DESCRIPTION OF THE TASK >>
In the records below, find each line that holds "name" and return it.

Entries from a dataset of interfaces:

- - - -

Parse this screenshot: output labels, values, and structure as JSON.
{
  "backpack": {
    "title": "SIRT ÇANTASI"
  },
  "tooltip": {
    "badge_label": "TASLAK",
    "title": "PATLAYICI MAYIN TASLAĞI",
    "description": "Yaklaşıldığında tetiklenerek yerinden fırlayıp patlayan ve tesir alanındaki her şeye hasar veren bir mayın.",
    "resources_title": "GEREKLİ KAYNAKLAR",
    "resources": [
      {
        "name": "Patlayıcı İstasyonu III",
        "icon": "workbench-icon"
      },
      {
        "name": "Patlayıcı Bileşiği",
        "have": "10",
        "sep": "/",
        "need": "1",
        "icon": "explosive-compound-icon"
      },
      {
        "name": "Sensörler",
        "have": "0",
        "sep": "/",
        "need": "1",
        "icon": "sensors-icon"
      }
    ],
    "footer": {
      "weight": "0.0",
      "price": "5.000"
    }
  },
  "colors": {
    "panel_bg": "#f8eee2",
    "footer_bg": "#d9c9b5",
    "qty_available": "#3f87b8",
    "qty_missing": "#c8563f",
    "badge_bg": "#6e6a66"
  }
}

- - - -

EXPECTED ANSWER >>
        "name": "Patlayıcı İstasyonu III",
        "name": "Patlayıcı Bileşiği",
        "name": "Sensörler",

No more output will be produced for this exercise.